andy samburg, ari graynor, celeste and jesse forever, chris messina, comedy, divorce, eric christian olsen, rashida jones, romantic, will mccormack
“Love You, Mean It!”
Grade: A- (SEE IT)
APPARENTLY IF YOU want to play a smart, complicated woman on screen – the kind Hollywood still has trouble conceiving – you have to write the role yourself.
That’s what Rashida Jones did, with a little help from her “Parks and Recreation” costar Will McCormack, to create the breakup comedy “Celeste and Jesse Forever.” Not exactly a romance, Jones’ screenwriting debut is a charming and contemporary take on what’s become as common as matrimony itself: divorce (the amicable kind). This film, which feels fresh and is stuffed with slang, centers on the neurotic Celeste: excessive exerciser, Facebook stalker, pot-smoking author of a book on declining American culture called “Shitegeist.” If Celeste is an irritating character – deceiving herself that she’s actually over her ex – it’s because she feels relatably lifelike.

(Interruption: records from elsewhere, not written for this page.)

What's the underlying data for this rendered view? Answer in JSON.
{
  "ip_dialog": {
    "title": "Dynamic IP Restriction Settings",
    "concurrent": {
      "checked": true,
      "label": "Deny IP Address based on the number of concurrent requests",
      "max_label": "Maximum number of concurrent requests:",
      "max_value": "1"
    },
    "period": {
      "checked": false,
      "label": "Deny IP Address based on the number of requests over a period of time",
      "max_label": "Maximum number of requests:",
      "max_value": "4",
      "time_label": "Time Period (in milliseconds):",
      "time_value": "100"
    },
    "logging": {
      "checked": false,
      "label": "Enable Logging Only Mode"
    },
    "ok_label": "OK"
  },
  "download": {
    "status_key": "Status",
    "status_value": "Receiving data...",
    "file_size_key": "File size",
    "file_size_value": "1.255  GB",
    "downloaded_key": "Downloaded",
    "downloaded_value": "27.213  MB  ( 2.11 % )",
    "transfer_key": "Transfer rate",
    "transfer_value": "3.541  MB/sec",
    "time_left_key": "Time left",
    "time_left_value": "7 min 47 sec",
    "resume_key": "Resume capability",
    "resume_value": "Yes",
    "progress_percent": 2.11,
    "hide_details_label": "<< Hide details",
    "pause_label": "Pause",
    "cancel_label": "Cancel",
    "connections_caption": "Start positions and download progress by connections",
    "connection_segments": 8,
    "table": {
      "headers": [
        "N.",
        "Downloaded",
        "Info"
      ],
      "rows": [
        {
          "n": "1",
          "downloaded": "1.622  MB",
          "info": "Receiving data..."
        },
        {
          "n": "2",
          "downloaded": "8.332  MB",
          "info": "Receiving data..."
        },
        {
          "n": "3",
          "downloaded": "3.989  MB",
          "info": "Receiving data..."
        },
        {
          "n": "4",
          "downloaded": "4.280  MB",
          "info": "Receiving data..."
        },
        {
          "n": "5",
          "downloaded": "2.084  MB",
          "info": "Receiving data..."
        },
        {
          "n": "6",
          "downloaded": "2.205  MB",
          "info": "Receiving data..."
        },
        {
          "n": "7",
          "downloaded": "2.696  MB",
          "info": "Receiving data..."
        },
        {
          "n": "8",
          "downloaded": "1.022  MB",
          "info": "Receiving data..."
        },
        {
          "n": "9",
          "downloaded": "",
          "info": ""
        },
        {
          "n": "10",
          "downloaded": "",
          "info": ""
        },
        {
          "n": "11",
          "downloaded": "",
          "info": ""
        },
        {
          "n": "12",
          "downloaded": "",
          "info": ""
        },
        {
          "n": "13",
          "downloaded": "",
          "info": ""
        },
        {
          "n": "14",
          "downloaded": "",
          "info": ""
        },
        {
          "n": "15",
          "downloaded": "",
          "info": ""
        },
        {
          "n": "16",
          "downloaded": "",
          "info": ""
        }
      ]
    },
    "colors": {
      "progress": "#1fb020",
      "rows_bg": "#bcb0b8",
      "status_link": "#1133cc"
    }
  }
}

Directed by Lee Toland Krieger, “Celeste” was filmed in just 23 days for under $1 million. Consequently, the performances have an honest, improvisational inflection as if the actors are actually friends. That’s because they are: Jones and McCormack, who briefly dated in real life, would simulate sex acts using baby-corn and Chapstick when suffering from writer’s block. Here, they have their fictional counterparts (Celeste and Jesse) do the same while in the car and at the wedding of friends Tucker (Eric Christian Olsen) and Beth (Ari Graynor), the latter of whom abruptly leaves a dinner because she objects to the divorced couple’s closeness. There’s nothing but truth-telling in “Celeste and Jesse Forever”; “I go to yoga to meet girls” confesses Celeste’s love-interest Paul (the always dependable Chris Messina). Namaste!

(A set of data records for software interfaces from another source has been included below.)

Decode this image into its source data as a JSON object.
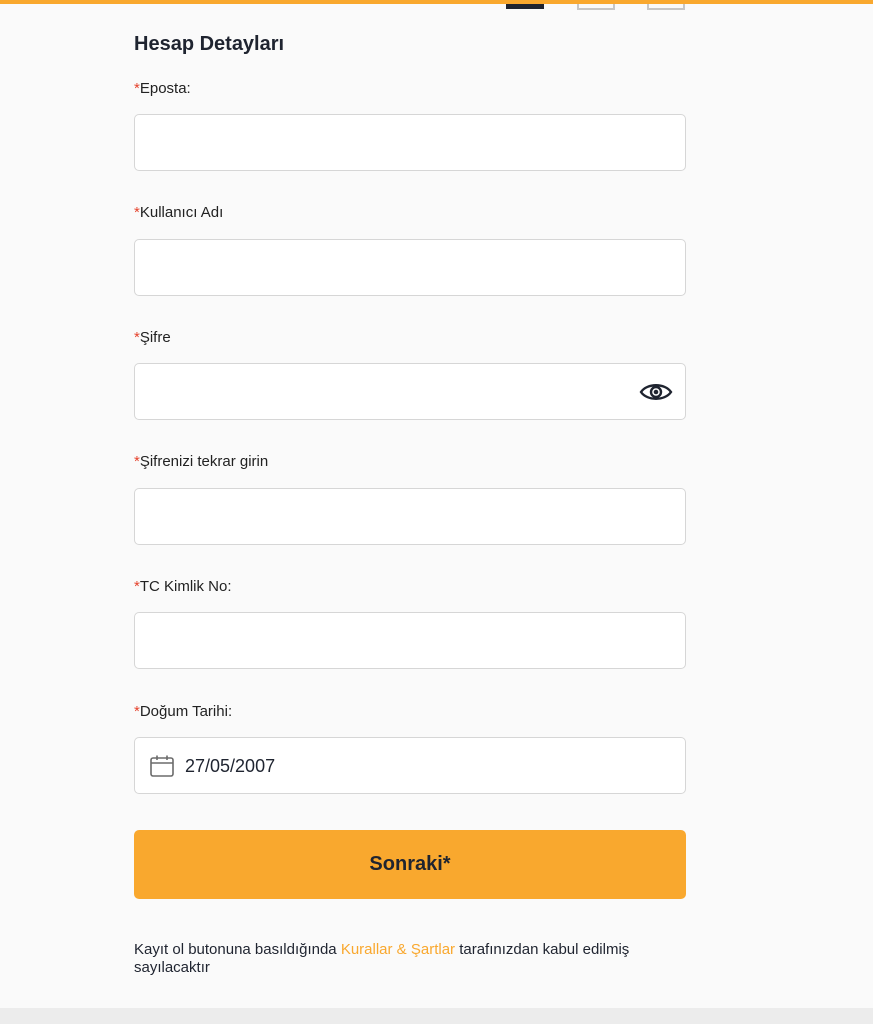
{
  "progress": {
    "current_step": 1,
    "total_steps": 3
  },
  "form": {
    "title": "Hesap Detayları",
    "required_mark": "*",
    "fields": {
      "email": {
        "label": "Eposta:",
        "value": ""
      },
      "username": {
        "label": "Kullanıcı Adı",
        "value": ""
      },
      "password": {
        "label": "Şifre",
        "value": "",
        "icon": "eye-icon"
      },
      "password_confirm": {
        "label": "Şifrenizi tekrar girin",
        "value": ""
      },
      "tc_id": {
        "label": "TC Kimlik No:",
        "value": ""
      },
      "birth_date": {
        "label": "Doğum Tarihi:",
        "value": "27/05/2007",
        "icon": "calendar-icon"
      }
    },
    "next_button": "Sonraki*"
  },
  "terms": {
    "before": "Kayıt ol butonuna basıldığında ",
    "link": "Kurallar & Şartlar",
    "after": " tarafınızdan kabul edilmiş sayılacaktır"
  },
  "colors": {
    "accent": "#f9a82e",
    "required": "#e5432d",
    "text": "#1f2430"
  }
}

Andy Samburg (“I Love You, Man”) plays Jesse, an oversensitive visual artist living in Celeste’s spare room and suspended in a kind of romantic abeyance while the ink on the divorce papers dries. Ex-wifey is none too happy when Jesse rebounds in a matter of months and, we’re told, “puts a baby in a lady.” When Celeste phones Jesse to help her assemble an IKEA purchase, the two turn to red wine and reminiscing. We all know where that leads. Rewind to when we first met the hipster couple at the film’s opening and we’re not exactly sure what Celeste and Jesse mean to each other as they drive around Los Angeles, cracking inside jokes with their scorched-earth sense of humor. Jesse reminds his soon-to-be-ex-wife that she dislikes the sight of architect Frank Gehry’s Disney Hall, that blasted tuna can of a landmark and an important metaphor for the couple’s romantic life: open and messy and, well, kinda’ lovely.
I saw the trailer for this a while back and even my horror film lovin’ heart thought it looked liked a good one. Definitely going on my watch list. Great review!

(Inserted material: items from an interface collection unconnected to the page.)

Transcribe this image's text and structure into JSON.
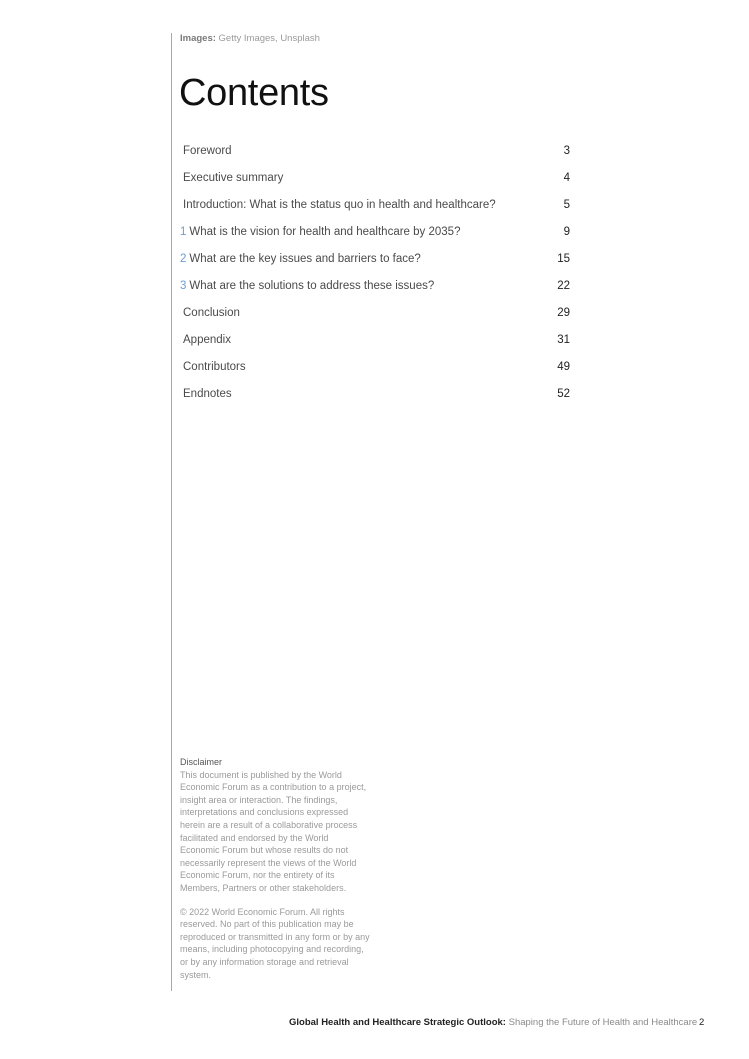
{
  "credits": {
    "label": "Images:",
    "value": "Getty Images, Unsplash"
  },
  "title": "Contents",
  "toc": [
    {
      "num": "",
      "label": "Foreword",
      "page": "3"
    },
    {
      "num": "",
      "label": "Executive summary",
      "page": "4"
    },
    {
      "num": "",
      "label": "Introduction: What is the status quo in health and healthcare?",
      "page": "5"
    },
    {
      "num": "1",
      "label": "What is the vision for health and healthcare by 2035?",
      "page": "9"
    },
    {
      "num": "2",
      "label": "What are the key issues and barriers to face?",
      "page": "15"
    },
    {
      "num": "3",
      "label": "What are the solutions to address these issues?",
      "page": "22"
    },
    {
      "num": "",
      "label": "Conclusion",
      "page": "29"
    },
    {
      "num": "",
      "label": "Appendix",
      "page": "31"
    },
    {
      "num": "",
      "label": "Contributors",
      "page": "49"
    },
    {
      "num": "",
      "label": "Endnotes",
      "page": "52"
    }
  ],
  "disclaimer": {
    "heading": "Disclaimer",
    "body": "This document is published by the World Economic Forum as a contribution to a project, insight area or interaction. The findings, interpretations and conclusions expressed herein are a result of a collaborative process facilitated and endorsed by the World Economic Forum but whose results do not necessarily represent the views of the World Economic Forum, nor the entirety of its Members, Partners or other stakeholders.",
    "copyright": "© 2022 World Economic Forum. All rights reserved. No part of this publication may be reproduced or transmitted in any form or by any means, including photocopying and recording, or by any information storage and retrieval system."
  },
  "footer": {
    "title_bold": "Global Health and Healthcare Strategic Outlook:",
    "subtitle": "Shaping the Future of Health and Healthcare",
    "page_number": "2"
  },
  "colors": {
    "accent_number": "#6d9bd6",
    "rule": "#a8a8a8"
  }
}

Thanks; two horror films out for you this weekend. Seeing either? Thanks for reading!
If you are referring to “The Possession” and “The Apparition” I saw the latter film last week. Skip rental and go straight to trash it. I want to see “The Possession” but my wife and I have about $30 to our name to last us until Thursday. Maybe next week 🙂
Darn man! Look forward to your review of T.A.
http://jmountswritteninblood.com/2012/08/24/the-apparition/ There ya go!
Somehow I missed this in the movie listings. I’ve seen almost everything else in town though I haven’t reviewed them. Ok Lawless, good but forgettable. Carmen in 3D, awesome, ParaNorman just fun, loved what we learn of the jock. I’ll check out Celeste. Having a hard time reading blogs on small Blackberry screen, time to fix the HTC boulder weighted thing. BTW Colin and your readers check out my 2012 Pride pix on my Facebook – Doreme Wordschat. They’re public so anyone can see them.
Been hearing good things about PARANORMAN; you have me curious about that plotline!